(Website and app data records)
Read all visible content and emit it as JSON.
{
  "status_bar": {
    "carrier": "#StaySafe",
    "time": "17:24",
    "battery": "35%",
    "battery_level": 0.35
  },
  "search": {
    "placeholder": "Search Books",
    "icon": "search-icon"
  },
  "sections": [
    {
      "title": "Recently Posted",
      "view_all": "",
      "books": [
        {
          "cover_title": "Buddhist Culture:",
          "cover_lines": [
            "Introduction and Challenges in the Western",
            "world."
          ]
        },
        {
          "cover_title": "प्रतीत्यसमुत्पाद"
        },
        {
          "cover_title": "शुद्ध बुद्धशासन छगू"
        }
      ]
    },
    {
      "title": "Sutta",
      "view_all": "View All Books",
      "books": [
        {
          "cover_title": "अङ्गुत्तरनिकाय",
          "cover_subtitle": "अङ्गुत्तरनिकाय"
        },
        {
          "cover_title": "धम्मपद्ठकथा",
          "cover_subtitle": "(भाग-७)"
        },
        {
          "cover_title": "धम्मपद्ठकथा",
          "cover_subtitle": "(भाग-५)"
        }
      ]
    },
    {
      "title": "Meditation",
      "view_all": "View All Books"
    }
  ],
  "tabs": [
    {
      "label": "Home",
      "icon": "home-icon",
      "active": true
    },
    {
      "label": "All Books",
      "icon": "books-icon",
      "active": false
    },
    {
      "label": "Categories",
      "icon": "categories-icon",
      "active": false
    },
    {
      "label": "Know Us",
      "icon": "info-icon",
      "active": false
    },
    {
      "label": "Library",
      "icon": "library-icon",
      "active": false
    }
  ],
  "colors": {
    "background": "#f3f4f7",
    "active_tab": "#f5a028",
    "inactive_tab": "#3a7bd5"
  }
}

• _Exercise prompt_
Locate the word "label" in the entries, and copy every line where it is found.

• _Final answer_
      "label": "Home",
      "label": "All Books",
      "label": "Categories",
      "label": "Know Us",
      "label": "Library",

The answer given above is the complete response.